Listen/watch world-renowned experts to learn the latest about the use of FMS‐like tyrosine kinase 3 (FLT3) inhibitors in acute myeloid leukemia (AML) and ensure that you are at the forefront of this emerging area.
Overexpression of or mutations in the FLT3 define a unique subtype of AML with poor prognosis. The current standard of care for FLT3‐mutated AML remains limited to intensive induction chemotherapy, with the potential for post‐remission chemotherapy and hematopoietic stem cell transplant in appropriate patients. Recently, targeted therapies have been investigated in the first‐line setting as an addition to the induction regimen, with FLT3‐directed inhibitors being able to improve rates of complete remission and overall survival. Numerous first-generation and second-generation FLT3 inhibitors are being evaluated within the context of clinical trials across various disease settings.

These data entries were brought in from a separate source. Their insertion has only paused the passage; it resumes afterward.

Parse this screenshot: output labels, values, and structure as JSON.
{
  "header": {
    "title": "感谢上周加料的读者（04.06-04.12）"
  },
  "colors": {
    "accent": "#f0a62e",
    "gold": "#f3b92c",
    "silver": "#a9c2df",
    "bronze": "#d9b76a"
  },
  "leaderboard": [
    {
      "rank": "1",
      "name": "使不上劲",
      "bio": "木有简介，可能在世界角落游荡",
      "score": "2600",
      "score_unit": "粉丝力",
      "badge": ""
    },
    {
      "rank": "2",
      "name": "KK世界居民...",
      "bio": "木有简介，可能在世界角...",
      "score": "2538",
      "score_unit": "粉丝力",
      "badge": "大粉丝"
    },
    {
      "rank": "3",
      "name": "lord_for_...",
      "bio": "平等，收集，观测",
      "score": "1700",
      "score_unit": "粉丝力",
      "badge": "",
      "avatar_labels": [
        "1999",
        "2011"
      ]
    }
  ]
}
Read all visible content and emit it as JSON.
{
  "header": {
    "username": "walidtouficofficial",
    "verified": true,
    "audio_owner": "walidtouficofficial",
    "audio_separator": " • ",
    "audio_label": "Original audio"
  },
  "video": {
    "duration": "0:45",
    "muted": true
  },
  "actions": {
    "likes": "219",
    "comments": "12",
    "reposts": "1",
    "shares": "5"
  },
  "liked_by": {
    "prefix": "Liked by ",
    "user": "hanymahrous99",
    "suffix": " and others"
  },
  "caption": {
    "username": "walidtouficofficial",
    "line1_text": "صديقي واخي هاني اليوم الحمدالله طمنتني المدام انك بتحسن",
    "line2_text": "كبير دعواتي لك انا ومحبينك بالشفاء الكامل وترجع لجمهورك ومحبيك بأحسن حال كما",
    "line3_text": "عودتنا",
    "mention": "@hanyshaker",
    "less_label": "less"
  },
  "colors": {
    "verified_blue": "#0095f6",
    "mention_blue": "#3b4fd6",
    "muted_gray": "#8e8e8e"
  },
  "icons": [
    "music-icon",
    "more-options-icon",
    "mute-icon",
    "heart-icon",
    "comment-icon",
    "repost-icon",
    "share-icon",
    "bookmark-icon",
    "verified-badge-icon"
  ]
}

As the targeted therapy options for FLT3‐mutated AML expand, it is essential for clinicians to keep up with new developments in understanding of disease biology, as well as the findings from clinical trials investigating first‐generation and second‐generation FLT3 inhibitors.
Nov 3, 2017
Nov 3, 2018
Examining the scope of FLT-mutated AML
Martin Tallman, MD
First things first: Experience with 1st generation FLT3 inhibitors
Miguel Sanz, MD
Second wave of options: 2nd generation FLT3 inhibitors
Francesco Lo-Coco, MD
Martin Tallman, MD
Martin Tallman, MDMemorial Sloan Kettering Cancer Center
New York, New York, United States
Francesco Lo-Coco, MDUniversity Tor Vergata
Miguel Sanz, MDValencia University Medical School
University Hospital La Fe
This educational activity is specifically designed to meet the needs of hematologists and other healthcare professionals involved in the treatment of patients with AML.
The information in this activity is intended for healthcare professionals based outside of the United States. You will be asked to provide your credentials before participating in the activity. This activity may contain information on products outside the approved indications where you practice.
After successful completion of this educational activity, participants should be able to:
- Identify the key diagnostic and prognostic features of FLT3‐mutated AML, and describe the rationale for actionable molecular targets in this disease subtype
- Describe the differences in specificity of the FLT3 inhibitors and how this may identify when they are likely to be most beneficial (as initial therapy or in relapsed disease)
- Assess recent clinical trial data for both first‐generation and second‐generation FLT3 inhibitors in FLT3‐mutated AML
This educational activity is supported by a grant from Novartis Oncology.
Independent Medical Education (IME)
This IME activity is organized by prIME Oncology. This activity provides content that is evidence-based, balanced, and free of commercial bias, with a primary objective to improve competence and performance of learners in order to improve patient care.
This enduring activity is provided by prIME Oncology.
Participants have an implied responsibility to use the newly acquired information to enhance patient outcomes and their own professional development. The information presented in this activity is not meant to serve as a guideline for patient management. Any procedures, medications, or other courses of diagnosis or treatment discussed or suggested in this activity should not be used by clinicians without evaluation of their patients’ conditions and possible contraindications or dangers in use, review of any applicable manufacturer’s product information, and comparison with recommendations of other authorities.
Disclosure Regarding Unlabeled Use
This activity may contain discussion of published and/or investigational uses of agents that are not indicated by the US Food and Drug Administration or European Medicines Agency. Please refer to the official prescribing information for each product discussed for discussions of approved indications, contraindications, and warnings.